Tag Archives: painting

Love, creation, and the textures of life

Yesterday I went to an opening at my very favourite gallery, Swoon. It is a smallish gallery to look at, crowded into a house, spotted by its huge pink sign on Hammonds Plains Road. Without the sign, you’d drive on by, assuming the house was merely a home of someone with eclectic tastes in outdoor sculpture.

Inside is a texture- lover’s paradise. I can hear my father’s voice telling me to “look with my eyes”, but I can’t. There are luscious pottery mugs, earthen ware ones beside thin thin deliciously wobbly lighter ware. There are rough raku pieces, their metallic sides calling for a touch. I meant to buy a smoke-fired vase there yesterday but was too dazzled to remember – I’ll simply have to go back, soon.

Ceramic geese women, dressed in bathing suits, lounge on the antique furniture, the wood gleaming and caressable, history in every line. Crows and squashy pottery animals with haunted eyes peer out from china cabinets.

Upstairs, vintage clothing hangs out with shoes made of melted records, salt and pepper shakers of every kind trot along shelves, and folk art carvings make visitors laugh while they cuddle the stuffed animals made from reclaimed wool. There’s a dragon in that room that desperately wants to come home with me…

In another room, felted household objects lead you to carved tree roots that are so smoothly turned that your hands cry out to cup them, stroke them, hear the tree stories through your fingertips.

And everywhere on the walls, spectacular art: etchings in one room, encaustic oils and watercolours in the upstairs bathroom, acrylics here and there, hung to optimally show their colours and lights.

In the hallway, paintings of sea creatures that never were enchant the eye and cause a smile.

On the main walls this time, a wonderful display. The challenge: copy in rug hooking a painting or art object previously on display at Swoon. The results? Fantastic! Such creativity in choice of materials for hooking, such patience (many of the rugs were hooked with tiny tiny width wools), such wonderful mimicry! The original art chosen, splendid in its own right, was enhanced and reinterpreted in the hooked interpretations.

I couldn’t help myself. I touched everything. I’m sorry, artists of Swoon, and Brandt. But it’s your fault. Everything is so touchable.

And now I feel like ripping out every rug I’ve done and starting over, trying again for the right colour, the right feeling, the best it can be.
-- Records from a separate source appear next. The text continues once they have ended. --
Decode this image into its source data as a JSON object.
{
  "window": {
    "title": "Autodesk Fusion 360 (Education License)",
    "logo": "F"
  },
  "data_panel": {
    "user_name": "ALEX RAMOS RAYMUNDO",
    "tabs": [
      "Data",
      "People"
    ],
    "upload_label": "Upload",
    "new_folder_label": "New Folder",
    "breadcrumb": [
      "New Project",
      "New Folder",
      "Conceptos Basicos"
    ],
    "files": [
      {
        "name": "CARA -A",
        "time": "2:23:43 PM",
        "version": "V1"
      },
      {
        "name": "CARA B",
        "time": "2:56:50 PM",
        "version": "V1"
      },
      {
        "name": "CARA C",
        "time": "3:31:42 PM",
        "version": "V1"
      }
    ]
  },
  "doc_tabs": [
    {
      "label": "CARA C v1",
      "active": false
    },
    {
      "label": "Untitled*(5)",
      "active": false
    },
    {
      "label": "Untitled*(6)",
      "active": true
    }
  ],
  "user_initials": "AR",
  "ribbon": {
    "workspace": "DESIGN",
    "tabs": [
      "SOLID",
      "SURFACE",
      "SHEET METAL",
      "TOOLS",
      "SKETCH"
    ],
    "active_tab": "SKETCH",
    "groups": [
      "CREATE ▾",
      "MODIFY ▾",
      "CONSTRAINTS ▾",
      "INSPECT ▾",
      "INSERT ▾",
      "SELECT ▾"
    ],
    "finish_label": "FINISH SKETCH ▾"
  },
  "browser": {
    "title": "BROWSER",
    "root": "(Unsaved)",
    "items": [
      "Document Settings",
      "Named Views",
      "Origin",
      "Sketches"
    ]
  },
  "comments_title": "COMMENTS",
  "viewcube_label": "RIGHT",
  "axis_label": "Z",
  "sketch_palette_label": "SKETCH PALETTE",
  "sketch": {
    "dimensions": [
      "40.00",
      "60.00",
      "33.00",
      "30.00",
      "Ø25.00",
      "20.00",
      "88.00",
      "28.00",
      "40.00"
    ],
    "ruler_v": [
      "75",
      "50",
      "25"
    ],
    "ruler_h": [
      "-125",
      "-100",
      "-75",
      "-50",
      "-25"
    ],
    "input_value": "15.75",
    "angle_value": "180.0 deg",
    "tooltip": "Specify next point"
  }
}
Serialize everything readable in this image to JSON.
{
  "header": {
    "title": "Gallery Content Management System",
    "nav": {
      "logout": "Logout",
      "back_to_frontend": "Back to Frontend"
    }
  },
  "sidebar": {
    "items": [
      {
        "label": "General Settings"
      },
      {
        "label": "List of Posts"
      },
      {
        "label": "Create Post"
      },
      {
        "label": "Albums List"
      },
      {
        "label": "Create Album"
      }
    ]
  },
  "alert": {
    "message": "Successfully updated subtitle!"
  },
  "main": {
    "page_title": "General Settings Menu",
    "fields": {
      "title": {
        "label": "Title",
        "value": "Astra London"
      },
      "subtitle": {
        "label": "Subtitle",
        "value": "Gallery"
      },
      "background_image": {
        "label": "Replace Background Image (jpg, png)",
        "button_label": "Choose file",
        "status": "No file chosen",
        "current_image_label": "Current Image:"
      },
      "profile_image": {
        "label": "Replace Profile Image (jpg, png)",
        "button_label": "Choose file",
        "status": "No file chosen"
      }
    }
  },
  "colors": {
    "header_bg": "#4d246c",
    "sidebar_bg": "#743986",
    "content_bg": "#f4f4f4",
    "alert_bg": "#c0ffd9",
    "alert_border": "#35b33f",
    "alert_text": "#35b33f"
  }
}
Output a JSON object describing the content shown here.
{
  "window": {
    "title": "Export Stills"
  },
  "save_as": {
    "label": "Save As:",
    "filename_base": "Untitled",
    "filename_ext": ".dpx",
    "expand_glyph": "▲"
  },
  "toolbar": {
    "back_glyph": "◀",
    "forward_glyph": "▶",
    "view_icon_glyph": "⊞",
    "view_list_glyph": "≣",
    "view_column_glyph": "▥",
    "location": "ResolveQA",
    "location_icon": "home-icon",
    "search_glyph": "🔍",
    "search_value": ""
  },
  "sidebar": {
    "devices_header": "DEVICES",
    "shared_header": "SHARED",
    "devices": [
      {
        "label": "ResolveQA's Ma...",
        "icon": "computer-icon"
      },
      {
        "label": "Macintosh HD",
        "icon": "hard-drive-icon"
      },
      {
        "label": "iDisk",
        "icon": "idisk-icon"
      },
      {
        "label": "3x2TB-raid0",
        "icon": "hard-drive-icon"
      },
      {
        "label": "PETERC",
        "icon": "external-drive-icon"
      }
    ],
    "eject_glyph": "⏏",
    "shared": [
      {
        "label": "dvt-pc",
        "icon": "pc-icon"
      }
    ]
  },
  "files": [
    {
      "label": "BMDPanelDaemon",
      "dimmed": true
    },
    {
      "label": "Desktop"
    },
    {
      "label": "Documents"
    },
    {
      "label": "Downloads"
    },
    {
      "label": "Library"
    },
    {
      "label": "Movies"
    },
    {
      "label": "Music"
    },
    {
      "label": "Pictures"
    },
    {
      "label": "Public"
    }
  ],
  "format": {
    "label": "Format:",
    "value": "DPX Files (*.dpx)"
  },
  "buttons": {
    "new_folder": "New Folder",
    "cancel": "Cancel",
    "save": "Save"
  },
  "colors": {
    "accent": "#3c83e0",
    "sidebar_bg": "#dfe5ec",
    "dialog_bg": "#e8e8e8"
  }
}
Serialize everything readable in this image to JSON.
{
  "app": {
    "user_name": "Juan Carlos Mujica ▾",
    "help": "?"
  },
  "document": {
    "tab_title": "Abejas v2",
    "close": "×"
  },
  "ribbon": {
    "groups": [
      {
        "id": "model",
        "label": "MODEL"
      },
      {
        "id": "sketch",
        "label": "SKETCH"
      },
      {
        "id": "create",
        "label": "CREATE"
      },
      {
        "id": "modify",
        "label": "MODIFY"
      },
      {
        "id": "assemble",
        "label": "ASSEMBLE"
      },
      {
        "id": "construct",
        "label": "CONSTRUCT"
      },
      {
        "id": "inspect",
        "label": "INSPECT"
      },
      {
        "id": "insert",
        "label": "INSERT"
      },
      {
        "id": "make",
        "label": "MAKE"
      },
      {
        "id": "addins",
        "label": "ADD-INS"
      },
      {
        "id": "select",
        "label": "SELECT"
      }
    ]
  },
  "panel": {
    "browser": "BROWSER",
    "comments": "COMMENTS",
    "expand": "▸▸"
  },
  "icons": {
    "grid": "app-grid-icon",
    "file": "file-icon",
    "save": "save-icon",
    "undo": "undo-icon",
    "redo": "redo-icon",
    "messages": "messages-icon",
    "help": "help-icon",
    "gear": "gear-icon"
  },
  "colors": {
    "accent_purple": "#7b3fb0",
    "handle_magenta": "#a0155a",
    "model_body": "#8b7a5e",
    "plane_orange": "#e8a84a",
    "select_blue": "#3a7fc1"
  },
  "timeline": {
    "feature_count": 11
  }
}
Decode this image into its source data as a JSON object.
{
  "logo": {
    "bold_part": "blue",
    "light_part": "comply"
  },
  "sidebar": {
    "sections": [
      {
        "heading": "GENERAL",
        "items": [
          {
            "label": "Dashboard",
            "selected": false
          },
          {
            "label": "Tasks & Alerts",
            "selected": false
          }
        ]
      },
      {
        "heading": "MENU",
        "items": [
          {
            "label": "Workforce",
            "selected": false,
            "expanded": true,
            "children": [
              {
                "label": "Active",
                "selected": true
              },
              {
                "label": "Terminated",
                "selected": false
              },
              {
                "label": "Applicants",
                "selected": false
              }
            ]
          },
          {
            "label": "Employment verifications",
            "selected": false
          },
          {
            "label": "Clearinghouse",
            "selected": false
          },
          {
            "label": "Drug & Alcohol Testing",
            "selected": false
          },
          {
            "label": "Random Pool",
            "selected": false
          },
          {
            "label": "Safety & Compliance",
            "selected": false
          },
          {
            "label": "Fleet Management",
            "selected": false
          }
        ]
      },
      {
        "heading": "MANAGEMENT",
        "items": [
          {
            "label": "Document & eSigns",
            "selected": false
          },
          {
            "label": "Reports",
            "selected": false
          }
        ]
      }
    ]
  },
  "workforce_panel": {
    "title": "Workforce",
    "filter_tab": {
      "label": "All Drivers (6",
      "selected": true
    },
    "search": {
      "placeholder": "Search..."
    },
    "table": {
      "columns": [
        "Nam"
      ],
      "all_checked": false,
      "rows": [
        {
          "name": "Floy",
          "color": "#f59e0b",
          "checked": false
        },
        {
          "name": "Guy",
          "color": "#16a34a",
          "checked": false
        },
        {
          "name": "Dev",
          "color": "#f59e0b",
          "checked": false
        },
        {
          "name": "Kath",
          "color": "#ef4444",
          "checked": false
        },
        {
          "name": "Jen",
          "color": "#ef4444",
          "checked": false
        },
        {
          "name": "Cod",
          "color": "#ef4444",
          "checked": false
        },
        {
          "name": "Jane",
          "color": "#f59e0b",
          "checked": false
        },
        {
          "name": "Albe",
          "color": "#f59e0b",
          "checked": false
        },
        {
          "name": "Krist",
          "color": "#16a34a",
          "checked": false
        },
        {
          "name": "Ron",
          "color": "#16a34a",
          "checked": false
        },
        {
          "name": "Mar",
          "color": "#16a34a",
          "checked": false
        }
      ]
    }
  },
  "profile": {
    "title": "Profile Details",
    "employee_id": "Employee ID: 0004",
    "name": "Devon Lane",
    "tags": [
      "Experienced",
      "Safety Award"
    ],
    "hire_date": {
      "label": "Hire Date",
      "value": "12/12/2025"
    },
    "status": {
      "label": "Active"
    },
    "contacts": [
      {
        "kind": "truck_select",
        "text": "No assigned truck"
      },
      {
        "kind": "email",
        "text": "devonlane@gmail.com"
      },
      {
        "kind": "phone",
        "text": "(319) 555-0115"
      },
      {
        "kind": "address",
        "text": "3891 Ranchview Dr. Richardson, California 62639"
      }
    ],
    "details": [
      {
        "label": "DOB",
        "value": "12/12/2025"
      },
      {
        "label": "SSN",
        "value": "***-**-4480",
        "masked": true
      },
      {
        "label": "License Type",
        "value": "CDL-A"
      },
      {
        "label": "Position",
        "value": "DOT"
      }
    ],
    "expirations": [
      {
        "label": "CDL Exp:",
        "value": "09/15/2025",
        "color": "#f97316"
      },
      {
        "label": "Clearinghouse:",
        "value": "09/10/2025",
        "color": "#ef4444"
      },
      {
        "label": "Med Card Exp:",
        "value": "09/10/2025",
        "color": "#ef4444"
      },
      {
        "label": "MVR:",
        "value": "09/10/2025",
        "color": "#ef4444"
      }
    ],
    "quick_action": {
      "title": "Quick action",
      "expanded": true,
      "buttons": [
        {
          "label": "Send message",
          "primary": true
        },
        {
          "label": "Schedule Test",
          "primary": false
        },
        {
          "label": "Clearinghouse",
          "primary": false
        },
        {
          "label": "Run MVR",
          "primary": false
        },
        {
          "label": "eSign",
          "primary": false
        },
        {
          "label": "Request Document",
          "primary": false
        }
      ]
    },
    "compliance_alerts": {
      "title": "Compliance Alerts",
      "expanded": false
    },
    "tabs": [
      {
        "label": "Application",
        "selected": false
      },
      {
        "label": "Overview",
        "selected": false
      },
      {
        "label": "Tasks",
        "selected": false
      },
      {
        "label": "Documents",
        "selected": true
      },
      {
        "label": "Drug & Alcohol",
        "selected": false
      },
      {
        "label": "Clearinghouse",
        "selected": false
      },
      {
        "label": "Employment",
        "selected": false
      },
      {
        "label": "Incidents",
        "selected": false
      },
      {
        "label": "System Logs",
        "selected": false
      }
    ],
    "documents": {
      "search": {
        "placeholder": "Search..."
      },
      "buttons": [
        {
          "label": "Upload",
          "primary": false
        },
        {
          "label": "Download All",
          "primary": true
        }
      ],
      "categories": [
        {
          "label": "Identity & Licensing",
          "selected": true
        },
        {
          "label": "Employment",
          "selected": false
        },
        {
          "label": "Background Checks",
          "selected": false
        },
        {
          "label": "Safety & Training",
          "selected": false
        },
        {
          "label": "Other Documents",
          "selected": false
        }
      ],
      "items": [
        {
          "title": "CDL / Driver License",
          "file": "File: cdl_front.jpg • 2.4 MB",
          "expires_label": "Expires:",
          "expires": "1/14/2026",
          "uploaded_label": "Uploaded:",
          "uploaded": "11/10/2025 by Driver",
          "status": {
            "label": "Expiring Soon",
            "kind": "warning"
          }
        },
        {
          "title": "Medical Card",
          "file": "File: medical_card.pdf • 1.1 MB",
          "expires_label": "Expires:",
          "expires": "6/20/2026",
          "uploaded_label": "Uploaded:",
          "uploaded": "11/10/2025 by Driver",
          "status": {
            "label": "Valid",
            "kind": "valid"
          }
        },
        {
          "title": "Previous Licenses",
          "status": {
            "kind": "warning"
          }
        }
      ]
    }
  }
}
See, the worst thing about Swoon is that I’ve tried most of the art techniques demonstrated to such a high level in the gallery. I’ve tried them, so I know how much work and thought and time and practice it takes to make them so good.

I know there’s not enough time left in my life to get anywhere close to such mastery, but that won’t keep me from trying, in some areas at least.

Thanks for the inspiration, the feelings, the utter joy….

Creativity and NaNoWriMo and letting yourself play


The creative impulse is a tricky one. These paintings were done by my dad while somewhat high on morphine for his cancer. They’re different than any of his other paintings and I’ve always loved them. Well, in truth, I finished the pregnant lady one for him – he’d drawn it but not painted it.
I have several of my dads paintings – one of his very first, and three of his very last. He became freer as he got older, most free when his brain was a little unhooked from its moorings with medications.
I’ve spent the day today listening to the Teaching Company’s excellent series of lectures on the brain and how everything links together and learning how if we lose our emotional cortex we can no longer make decisions, and I’m left with two questions.
1. Whose bright idea was it to arrange for everything to cross over in there?
And 2. Why?
Seriously, though, if you haven’t studied the mind, you should. It’s astonishingly marvelous and quite unbelievably wonderful. It makes me believe in God. Literally. There’s a god- belief spot…
And from somewhere in there we create paintings of blue ladies and stories of murder or romance or love or hate. Or poetry, buildings, craftwork or vaccines.
But it’s important to let ourselves be free – not suggesting we should all take morphine or anything, but we need to get to that wild don’t give a damn spot and let the ideas spring out.
For me, NaNoWriMo and such usually do that. This year, pain didn’t let me free as much as I’d like. But every once and awhile I could shimmy past the gate guardians and head out to play.
Still two more days to go!